◆ Prompt
Every line of the material below in which "JSON" shows up is to be located and copied.

◆ Working data
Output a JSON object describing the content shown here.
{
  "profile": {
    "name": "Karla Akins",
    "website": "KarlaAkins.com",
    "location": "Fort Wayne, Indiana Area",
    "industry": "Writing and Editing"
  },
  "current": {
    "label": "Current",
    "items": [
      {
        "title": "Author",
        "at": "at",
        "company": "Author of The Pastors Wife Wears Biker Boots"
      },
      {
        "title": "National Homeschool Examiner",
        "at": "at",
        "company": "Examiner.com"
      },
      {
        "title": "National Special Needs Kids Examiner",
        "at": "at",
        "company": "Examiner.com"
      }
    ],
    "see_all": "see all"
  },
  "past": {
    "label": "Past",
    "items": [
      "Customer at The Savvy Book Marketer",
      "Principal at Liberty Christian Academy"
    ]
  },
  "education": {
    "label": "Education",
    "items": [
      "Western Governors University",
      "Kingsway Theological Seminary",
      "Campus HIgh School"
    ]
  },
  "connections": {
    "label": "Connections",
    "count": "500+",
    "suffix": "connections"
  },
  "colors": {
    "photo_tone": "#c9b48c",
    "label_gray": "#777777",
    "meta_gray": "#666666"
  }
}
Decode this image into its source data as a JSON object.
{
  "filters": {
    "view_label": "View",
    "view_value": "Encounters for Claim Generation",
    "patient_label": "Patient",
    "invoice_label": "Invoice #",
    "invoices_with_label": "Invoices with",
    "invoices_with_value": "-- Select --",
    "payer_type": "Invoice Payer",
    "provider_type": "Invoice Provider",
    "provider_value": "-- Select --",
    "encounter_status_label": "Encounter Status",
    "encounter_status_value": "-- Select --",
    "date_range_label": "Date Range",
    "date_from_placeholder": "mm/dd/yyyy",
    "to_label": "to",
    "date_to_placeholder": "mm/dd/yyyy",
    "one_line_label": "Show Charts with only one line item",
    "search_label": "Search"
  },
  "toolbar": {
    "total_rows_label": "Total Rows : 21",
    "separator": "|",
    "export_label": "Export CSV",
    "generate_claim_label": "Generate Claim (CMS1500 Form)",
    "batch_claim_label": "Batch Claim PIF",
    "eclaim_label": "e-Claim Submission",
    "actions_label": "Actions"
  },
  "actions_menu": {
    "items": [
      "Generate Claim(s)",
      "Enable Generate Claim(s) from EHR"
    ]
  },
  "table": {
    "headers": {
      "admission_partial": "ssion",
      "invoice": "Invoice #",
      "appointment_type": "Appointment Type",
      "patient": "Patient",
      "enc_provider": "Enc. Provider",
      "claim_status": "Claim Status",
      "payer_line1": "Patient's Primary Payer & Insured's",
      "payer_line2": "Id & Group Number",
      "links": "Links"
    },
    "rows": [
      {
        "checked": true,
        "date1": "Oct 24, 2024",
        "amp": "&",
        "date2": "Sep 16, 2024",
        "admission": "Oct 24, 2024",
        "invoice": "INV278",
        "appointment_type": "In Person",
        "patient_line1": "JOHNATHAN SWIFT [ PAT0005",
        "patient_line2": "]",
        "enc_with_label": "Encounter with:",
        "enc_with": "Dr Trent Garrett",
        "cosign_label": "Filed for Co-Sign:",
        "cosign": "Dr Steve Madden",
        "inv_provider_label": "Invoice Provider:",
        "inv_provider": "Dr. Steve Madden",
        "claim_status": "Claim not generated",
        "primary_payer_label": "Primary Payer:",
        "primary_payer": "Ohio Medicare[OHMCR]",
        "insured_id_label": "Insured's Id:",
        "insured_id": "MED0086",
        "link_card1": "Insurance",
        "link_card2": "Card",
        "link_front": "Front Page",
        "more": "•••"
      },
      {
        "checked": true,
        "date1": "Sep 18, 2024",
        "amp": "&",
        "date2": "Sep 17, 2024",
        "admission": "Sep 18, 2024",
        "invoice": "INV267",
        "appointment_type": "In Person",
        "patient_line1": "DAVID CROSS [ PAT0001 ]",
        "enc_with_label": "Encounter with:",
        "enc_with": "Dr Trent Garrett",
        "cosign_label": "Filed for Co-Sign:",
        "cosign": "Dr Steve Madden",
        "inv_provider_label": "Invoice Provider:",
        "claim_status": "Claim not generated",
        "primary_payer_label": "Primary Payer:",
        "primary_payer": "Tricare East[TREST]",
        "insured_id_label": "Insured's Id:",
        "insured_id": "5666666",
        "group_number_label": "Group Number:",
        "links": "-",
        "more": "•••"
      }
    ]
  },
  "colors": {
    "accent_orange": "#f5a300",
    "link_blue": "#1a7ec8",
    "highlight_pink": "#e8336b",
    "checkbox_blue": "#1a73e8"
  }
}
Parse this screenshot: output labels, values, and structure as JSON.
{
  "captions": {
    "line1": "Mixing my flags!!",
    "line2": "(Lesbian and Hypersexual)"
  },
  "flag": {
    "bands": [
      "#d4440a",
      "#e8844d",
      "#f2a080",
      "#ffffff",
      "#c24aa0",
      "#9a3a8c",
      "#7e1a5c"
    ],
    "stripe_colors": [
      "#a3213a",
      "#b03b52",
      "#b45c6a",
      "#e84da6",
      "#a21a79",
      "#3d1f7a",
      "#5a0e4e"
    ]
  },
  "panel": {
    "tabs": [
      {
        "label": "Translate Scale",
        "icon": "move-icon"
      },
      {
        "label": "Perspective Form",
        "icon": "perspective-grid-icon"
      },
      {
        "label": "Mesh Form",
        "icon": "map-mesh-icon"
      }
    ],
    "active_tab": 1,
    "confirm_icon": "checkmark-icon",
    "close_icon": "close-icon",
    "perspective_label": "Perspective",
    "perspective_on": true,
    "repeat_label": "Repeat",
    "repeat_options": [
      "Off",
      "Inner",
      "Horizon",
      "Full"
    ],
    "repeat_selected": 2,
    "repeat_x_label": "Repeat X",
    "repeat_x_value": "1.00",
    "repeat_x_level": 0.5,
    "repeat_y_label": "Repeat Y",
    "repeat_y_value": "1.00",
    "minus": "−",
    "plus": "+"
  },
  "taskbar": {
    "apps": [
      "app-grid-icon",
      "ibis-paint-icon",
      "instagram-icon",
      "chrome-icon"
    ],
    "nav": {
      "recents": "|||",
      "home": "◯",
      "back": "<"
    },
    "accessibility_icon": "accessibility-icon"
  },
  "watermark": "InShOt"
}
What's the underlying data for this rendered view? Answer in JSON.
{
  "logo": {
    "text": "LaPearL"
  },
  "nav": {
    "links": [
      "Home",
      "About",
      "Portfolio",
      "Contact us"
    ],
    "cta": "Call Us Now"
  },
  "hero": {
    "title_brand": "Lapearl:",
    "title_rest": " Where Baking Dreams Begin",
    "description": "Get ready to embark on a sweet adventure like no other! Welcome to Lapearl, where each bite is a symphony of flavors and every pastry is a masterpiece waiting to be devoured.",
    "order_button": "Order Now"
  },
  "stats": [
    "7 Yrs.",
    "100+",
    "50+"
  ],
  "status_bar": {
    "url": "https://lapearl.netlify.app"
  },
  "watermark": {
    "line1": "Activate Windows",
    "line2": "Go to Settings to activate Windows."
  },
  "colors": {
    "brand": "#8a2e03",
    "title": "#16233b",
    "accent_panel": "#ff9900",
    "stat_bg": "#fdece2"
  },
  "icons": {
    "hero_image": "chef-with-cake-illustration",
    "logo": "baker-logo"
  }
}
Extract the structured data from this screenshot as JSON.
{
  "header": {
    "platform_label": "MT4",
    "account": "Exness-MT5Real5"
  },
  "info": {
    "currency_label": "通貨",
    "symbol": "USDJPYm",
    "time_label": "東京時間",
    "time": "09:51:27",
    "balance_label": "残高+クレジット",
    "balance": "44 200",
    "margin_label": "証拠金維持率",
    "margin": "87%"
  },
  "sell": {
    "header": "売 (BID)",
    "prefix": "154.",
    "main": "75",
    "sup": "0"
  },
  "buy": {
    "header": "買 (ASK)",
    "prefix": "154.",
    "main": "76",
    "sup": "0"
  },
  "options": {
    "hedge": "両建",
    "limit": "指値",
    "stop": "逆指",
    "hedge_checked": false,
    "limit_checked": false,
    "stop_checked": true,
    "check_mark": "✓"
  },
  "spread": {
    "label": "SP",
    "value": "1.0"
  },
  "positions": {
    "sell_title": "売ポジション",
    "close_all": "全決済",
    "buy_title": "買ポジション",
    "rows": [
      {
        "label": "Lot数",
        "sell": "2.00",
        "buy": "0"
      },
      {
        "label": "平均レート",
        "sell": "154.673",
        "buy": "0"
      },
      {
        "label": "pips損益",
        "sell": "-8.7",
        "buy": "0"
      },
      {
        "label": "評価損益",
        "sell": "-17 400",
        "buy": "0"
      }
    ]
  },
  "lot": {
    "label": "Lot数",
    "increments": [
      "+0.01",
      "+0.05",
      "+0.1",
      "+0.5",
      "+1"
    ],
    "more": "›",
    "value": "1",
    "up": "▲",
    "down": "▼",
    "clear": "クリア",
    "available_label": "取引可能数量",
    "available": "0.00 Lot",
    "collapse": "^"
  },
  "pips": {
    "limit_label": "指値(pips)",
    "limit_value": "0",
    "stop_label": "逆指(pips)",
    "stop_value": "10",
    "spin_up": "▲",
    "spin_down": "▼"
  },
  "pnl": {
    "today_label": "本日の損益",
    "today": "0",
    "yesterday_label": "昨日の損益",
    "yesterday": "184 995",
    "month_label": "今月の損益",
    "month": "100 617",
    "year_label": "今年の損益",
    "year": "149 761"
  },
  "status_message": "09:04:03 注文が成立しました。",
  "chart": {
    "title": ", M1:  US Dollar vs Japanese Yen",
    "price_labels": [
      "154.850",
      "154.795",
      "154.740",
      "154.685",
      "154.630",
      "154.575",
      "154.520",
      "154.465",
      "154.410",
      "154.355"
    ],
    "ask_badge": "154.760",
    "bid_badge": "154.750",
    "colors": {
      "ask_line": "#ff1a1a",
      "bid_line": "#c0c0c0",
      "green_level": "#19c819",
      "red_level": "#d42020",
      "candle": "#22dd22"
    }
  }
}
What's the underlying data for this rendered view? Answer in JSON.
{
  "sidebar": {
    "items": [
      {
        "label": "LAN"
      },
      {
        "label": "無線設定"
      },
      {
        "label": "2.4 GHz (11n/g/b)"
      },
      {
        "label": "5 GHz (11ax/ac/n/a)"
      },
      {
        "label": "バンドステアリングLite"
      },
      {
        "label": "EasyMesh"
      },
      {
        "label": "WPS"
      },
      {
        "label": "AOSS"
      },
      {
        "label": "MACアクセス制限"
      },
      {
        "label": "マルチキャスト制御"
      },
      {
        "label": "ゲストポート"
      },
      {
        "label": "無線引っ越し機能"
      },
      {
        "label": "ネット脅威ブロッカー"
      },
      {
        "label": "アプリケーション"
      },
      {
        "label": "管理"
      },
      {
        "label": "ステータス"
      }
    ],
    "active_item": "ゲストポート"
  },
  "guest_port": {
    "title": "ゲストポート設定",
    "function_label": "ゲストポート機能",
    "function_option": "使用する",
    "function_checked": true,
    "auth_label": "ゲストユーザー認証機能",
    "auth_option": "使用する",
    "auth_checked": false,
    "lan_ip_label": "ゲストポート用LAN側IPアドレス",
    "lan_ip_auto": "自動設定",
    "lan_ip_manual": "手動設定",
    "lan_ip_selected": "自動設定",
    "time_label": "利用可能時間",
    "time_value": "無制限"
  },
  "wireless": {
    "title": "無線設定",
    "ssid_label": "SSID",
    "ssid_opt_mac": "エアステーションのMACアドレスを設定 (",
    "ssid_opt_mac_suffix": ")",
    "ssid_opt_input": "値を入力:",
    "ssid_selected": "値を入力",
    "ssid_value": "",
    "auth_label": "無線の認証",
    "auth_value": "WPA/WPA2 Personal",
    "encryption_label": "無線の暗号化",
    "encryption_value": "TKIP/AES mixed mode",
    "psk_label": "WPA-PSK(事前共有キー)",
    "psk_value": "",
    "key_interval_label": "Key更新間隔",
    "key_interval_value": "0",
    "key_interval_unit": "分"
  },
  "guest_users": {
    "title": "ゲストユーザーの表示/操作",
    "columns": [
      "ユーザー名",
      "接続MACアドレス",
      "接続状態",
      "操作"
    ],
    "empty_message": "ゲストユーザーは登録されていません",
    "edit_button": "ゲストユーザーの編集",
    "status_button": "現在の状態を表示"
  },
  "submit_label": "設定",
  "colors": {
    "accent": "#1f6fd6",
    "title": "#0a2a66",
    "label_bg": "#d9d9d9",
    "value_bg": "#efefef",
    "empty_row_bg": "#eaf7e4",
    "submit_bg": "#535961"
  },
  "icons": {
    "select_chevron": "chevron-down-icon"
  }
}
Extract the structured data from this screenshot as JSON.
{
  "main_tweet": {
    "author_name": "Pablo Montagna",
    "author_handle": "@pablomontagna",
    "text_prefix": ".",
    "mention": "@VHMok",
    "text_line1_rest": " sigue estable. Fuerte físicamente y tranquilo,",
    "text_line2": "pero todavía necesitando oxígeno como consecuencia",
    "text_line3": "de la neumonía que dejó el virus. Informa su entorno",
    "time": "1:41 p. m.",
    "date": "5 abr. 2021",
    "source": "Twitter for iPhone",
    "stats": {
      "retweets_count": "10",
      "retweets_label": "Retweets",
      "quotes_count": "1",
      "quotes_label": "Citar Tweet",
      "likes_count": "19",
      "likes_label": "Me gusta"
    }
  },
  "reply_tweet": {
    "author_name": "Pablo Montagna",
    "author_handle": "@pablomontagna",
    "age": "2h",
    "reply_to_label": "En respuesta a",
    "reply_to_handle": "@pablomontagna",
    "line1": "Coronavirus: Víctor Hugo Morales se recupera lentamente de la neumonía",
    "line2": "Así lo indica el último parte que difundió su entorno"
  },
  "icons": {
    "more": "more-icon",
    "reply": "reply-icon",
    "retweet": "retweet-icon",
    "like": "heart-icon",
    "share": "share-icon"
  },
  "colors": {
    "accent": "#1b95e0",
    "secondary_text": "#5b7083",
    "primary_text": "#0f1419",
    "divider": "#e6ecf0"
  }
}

◆ Response below
Output a JSON object describing the content shown here.
Decode this image into its source data as a JSON object.
Parse this screenshot: output labels, values, and structure as JSON.
What's the underlying data for this rendered view? Answer in JSON.
Extract the structured data from this screenshot as JSON.
What's the underlying data for this rendered view? Answer in JSON.
Extract the structured data from this screenshot as JSON.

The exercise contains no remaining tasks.